Ah! Reader, we dwell, but only to iterate and reiterate that Room… offers so much, especially for the imperfect and fluttering. Lead single ‘These 3 Things’ might irk Ought purists the most with its quirky Eno-ish beat and Keen’s precision-cut violins, but the struggle depicted within – of two souls trying to lose themselves on the dancefloor – resonates for the lonely gig-goer. ‘Brief Shield’, meanwhile, promises fellowship in the simplest gestures, caresses for the weary, solace from ”the shadow on the land…the ugly years of violent men”, with slowness and sweetness and catharsis. In a similar vein, the congenial ‘Take Everything’ recognises and questions the submissive default imposed upon women, and posits space for our ambition. And ‘Desire’! Oh! Haters are gonna hate the Mellencamp balladry here, replete with the full-blown choir toward the end, but – HA! LOVE! And not just that, but Darcy nails so well that giddiness, how nigh impossible that is to contain or communicate, and the terrifying prospect of the unrequited passion, with complete empathy for those that should covet his image.

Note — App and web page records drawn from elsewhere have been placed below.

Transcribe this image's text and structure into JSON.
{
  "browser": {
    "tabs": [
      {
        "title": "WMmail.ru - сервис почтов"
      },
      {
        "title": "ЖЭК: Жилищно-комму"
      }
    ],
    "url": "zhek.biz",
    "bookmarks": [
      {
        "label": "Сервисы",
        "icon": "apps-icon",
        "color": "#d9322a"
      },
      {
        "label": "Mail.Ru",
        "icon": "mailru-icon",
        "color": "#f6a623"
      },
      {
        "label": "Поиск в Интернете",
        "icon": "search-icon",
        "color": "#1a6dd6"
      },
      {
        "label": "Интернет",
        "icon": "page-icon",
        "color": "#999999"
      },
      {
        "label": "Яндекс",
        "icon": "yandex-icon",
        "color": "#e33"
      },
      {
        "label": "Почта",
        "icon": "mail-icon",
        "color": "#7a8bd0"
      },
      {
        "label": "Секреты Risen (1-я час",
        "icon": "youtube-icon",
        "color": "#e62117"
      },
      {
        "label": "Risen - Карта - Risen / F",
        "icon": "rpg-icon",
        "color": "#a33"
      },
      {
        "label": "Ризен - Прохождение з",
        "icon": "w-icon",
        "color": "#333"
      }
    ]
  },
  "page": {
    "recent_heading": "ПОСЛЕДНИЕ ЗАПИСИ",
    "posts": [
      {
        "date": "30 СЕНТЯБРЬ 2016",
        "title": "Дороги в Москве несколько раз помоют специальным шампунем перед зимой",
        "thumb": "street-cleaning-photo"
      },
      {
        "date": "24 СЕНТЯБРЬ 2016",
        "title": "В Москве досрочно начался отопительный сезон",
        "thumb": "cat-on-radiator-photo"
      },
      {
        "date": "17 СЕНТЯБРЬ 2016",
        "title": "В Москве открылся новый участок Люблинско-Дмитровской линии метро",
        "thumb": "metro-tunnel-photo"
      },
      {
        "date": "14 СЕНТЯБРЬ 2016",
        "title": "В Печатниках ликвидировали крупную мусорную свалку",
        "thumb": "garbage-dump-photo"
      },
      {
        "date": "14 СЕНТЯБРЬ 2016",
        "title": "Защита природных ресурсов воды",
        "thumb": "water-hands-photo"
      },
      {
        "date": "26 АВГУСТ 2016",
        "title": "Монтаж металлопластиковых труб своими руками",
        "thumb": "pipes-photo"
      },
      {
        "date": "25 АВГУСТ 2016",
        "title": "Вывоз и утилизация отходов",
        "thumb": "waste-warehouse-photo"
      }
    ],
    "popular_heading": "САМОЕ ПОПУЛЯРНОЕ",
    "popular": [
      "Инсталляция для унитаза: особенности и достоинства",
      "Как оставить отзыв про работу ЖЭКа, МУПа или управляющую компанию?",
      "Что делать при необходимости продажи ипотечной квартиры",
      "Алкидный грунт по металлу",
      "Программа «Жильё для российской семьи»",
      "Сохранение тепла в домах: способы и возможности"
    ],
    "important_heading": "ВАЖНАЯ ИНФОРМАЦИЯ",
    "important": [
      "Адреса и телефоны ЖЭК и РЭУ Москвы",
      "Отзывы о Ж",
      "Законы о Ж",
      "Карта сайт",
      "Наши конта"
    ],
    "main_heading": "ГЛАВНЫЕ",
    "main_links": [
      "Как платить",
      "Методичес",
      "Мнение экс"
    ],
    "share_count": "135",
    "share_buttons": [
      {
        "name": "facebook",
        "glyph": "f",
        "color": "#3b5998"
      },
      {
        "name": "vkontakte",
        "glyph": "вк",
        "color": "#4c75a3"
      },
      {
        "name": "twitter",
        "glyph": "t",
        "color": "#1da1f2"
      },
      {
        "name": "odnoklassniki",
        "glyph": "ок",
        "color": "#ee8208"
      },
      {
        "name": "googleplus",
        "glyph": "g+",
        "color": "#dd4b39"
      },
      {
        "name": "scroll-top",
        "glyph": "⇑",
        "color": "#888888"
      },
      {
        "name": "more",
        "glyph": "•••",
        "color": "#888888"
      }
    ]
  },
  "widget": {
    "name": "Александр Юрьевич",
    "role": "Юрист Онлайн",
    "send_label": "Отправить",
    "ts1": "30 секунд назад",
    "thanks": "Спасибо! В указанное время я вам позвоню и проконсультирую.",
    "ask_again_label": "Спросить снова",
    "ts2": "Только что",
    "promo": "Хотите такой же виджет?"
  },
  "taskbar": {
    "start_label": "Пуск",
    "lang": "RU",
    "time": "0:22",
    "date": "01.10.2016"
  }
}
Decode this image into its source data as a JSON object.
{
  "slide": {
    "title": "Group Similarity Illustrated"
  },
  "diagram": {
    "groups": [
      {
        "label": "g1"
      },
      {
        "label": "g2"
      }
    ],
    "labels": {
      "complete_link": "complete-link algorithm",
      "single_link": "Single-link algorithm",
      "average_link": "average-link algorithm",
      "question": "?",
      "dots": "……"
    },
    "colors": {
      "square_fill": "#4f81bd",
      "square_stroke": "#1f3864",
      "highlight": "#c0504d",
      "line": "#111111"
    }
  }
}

Now, sure – I actually caught myself in an argument with an anonymous record bro over Room…, who tried to tell me that Ought now sounded 'post-punk and a bit dark like everyone else'. We can debunk this easy: of the nine vastly different chambers that comprise the album, only two could pass under that accusation. And fine, ‘Disaffectation’ stalks in a straight line, like early Cure – but there, and in the more National-esque opener ‘Into The Sea’, you can’t trace the usual misanthropic vein that plagues post-punk. It’s funny – Sun Coming Down’s ‘Men for Miles’ might have rocketed faster and rocked harder, and could have been more easily claimed by anyone who wanted to posture as feminist, but Room…’s first act serves the same purpose – y’know, to prove that Ought sit on the right side of the fence. Just here, no one’s pointing any fingers. "I can’t be here in my way again," Darcy swears. Even the most righteous must stay vigilant against their own ego. That’s not a common sentiment among “everyone else”. Not to mention, explorations in sound still abound – the darker turn in the pleasant ramble of ‘Disgraced in America’, the slow-motion collapse of ‘Desire’, the gentle violin and guitar duet that wraps loosely like ribbons round the end of ‘Brief Shield’.
Ergo, even with the carnations in the lyrics pulled out, Room… remains Ought’s most beautiful – yes, beautiful – album to date. And see, you disgruntled record bros, empathy and beauty are what we need right now – well, OK. Empathy and beauty is a) what the tired masses need, to escape from the messy and vicious forces that spew hate into our ranks and divide us; b) what women need, to re-establish trust between us and good men after the #MeToo rift disrupted (and continues to disrupt) camaraderie between genders; and c) what I need, because I hide this stupid bleeding heart that shouldn’t ache this bad, should’t crave this bad, shouldn’t even be in this damn review – but it’s here, it craves, it bleeds, and Ought is telling me that’s OK, I am valid, I am welcome.
(PS. Happy Valentine’s Day again, Tim.)